in several published studies.
One player’s neurologist has said multiple concussions from 2002 through 2005 resulted in permanent and degenerative problems with memory and depression. This player died at 45 after he shot himself in the chest in what police ruled an accident. Subsequent analysis of his brain tissue confirmed the presence of neurofibrillary tangles that had already begun to affect his behavior and memory, said Dr. Ann McKee, an associate professor of neurology and pathology at the Boston University School of Medicine and a co-director of the new brain-study center. Of the six former N.F.L. players’ brains that have been examined in this manner, this player’s was the fifth to be found to have chronic traumatic encephalopathy. (The condition can be confirmed only by post-mortem tissue analysis; X-rays and magnetic resonance imaging tests cannot yet detect it.) Because each player died relatively young, from 36 to 50, they provided an opportunity to examine brain abnormalities that are exceedingly rare in someone of that age without a history of repetitive brain injury.
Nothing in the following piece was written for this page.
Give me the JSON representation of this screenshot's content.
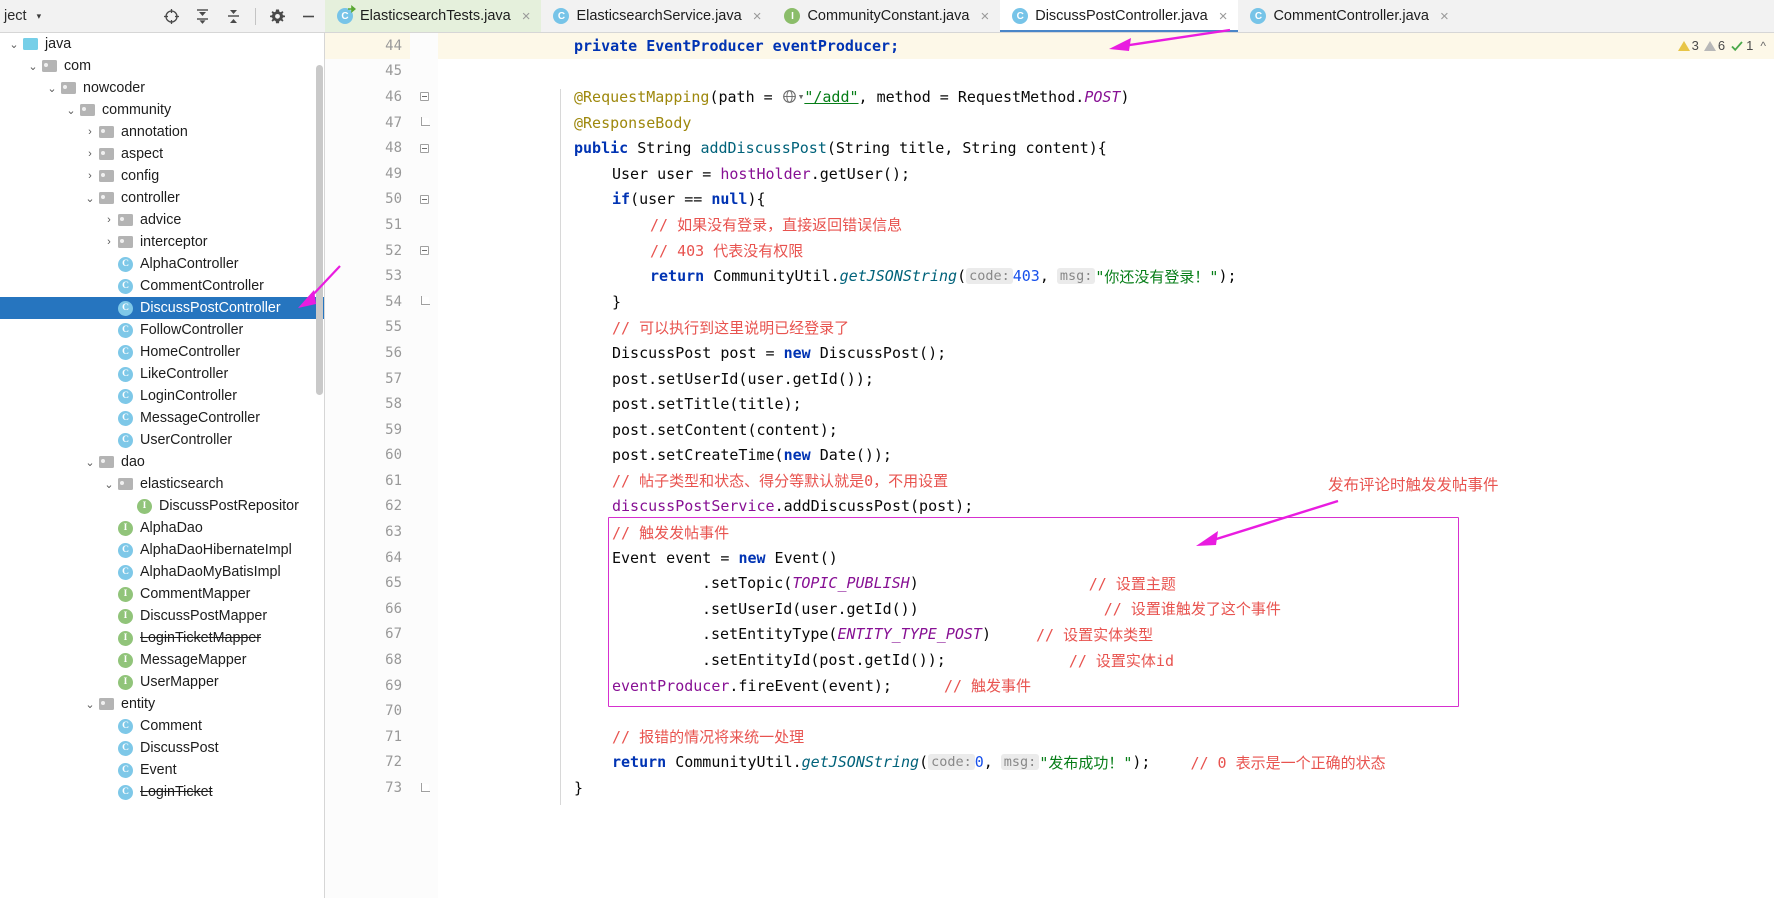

Players at all levels of football are known to not reveal their concussions for fear of being removed from games or being seen as weak.
The new brain injury and concussion study center, at my alma mater, Boston University, is being financed primarily by the university and a grant from the National Institutes of Health. It will operate in collaboration with the Sports Legacy Institute, a nonprofit organization and Dr. Robert Cantu, a co-director of the Neurological Sports Injury Center at Brigham & Women’s Hospital in Boston.